  • Since LAM occurs almost exclusively in women of reproductive age, researchers believe the hormone estrogen might be involved in the abnormal muscle cell growth that characterizes the disease. Although there is no direct evidence that there is a relationship between estrogen and LAM, the treatment of LAM has focused on reducing the production or effects of estrogen. This could include estrogen or other hormone suppressing drugs. Additionally, doctors believe pregnancy may accelerate the progression of LAM. Women with LAM are urged to speak with a health care professional before getting pregnant.[3]

    Last updated: 7/16/2013

    Are there currently any clinical trials for lymphangioleiomyomatosis (LAM)?

    The U.S. National Institutes of Health, through the National Library of Medicine, developed ClinicalTrials.gov to provide patients, family members, and members of the public with current information on clinical research studies To learn more about how you can become involved in clinical research, please see the Research section of this webpage.

    The LAM Foundation supports past an ongoing research for the causes and treatment of LAM. The LAM Foundation continues to support clinical trials to search for safe and effective treatments.[3]

    The National Institutes of Health (NIH) established the Rare Diseases Clinical Research Network (RDCRN) to facilitate collaboration among experts in many different types of rare diseases. The goal of the network is to contribute to the research and treatment of rare diseases by working together to identify biomarkers for disease risk, disease severity and activity, and clinical outcome, while also encouraging development of new approaches to diagnosis, prevention, and treatment. The RDCRN consists of ten consortia and a Data and Technology Coordinating Center (DTCC). One of these consortia is the Rare Lung Diseases Consortium (RLDC), a network of cooperating clinical centers and patient support organizations that are working with the National Institutes of Health (NIH) in a collaborative network whose novel structure is designed to accelerate clinical research and improve the delivery of medical care to individuals affected by rare lung diseases. To join the Contact Registry for LAM, click here.
    Last updated: 7/16/2013

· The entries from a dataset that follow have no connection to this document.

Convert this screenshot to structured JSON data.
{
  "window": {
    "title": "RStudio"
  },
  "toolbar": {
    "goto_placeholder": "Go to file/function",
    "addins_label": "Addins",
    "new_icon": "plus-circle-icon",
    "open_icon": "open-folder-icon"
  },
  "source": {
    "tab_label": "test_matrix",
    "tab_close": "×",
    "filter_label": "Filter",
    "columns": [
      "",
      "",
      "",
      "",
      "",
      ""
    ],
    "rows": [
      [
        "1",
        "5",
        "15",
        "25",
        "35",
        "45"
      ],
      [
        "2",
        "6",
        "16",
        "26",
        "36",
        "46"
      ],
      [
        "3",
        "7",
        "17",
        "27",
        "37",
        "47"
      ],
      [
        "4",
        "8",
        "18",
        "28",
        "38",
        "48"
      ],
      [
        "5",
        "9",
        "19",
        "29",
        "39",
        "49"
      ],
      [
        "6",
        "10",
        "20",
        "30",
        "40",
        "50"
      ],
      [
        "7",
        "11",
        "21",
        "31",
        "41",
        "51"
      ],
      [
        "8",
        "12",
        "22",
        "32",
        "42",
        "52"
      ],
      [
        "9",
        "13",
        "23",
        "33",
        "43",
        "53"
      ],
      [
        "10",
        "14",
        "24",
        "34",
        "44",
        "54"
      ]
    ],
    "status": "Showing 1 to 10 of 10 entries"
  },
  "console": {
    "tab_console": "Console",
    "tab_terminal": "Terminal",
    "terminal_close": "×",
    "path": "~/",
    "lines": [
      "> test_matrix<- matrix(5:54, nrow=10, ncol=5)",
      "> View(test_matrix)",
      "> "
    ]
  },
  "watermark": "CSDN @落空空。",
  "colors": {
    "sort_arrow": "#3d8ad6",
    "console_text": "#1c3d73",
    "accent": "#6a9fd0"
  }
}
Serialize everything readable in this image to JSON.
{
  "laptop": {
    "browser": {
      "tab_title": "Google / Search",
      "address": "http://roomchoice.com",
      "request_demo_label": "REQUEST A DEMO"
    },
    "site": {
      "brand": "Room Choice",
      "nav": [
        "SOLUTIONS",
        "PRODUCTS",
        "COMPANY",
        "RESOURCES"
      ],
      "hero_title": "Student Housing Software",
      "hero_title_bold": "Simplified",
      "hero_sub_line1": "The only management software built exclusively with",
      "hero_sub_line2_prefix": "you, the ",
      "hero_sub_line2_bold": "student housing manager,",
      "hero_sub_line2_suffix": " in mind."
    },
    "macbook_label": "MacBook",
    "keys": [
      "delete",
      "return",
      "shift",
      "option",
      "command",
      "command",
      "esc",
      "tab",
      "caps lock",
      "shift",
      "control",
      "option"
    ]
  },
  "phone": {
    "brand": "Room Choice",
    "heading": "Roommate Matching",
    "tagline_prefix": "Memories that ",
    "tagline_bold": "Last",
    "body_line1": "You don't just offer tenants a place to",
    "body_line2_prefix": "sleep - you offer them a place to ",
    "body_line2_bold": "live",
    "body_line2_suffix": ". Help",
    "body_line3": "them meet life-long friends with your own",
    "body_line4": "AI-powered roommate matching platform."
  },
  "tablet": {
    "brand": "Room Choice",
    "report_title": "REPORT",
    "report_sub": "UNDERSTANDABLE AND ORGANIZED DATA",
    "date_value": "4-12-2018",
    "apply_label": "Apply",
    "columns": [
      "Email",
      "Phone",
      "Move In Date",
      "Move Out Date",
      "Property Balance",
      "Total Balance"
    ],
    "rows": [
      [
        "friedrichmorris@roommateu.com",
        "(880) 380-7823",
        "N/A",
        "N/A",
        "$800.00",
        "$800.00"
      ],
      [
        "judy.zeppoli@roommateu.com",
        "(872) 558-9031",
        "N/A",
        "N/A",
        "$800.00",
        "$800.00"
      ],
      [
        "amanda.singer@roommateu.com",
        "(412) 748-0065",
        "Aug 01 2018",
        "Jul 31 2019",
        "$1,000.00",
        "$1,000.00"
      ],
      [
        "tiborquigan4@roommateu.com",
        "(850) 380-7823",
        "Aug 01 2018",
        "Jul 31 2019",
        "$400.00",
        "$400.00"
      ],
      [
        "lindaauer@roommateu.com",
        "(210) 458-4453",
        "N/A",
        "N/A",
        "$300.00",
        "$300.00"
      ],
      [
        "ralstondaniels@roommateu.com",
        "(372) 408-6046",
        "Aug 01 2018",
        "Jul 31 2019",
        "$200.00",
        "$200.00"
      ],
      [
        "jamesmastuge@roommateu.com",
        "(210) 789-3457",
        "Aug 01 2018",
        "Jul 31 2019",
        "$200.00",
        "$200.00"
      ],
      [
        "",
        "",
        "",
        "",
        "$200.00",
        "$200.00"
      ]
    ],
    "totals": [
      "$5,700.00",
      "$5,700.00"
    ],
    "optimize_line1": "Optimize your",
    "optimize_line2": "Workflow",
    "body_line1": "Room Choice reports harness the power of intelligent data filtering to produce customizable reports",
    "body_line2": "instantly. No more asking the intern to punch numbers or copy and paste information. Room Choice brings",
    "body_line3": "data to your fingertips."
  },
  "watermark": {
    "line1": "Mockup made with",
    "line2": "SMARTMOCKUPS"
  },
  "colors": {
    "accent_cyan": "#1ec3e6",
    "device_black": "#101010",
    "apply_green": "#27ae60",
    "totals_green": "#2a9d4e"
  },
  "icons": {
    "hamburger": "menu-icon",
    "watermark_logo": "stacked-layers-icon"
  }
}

    References
    Other Names for this Disease
    • LAM
    • Lymphangio-myomatosis
    See Disclaimer regarding information on this site. Some links on this page may take you to organizations outside of the National Institutes of Health.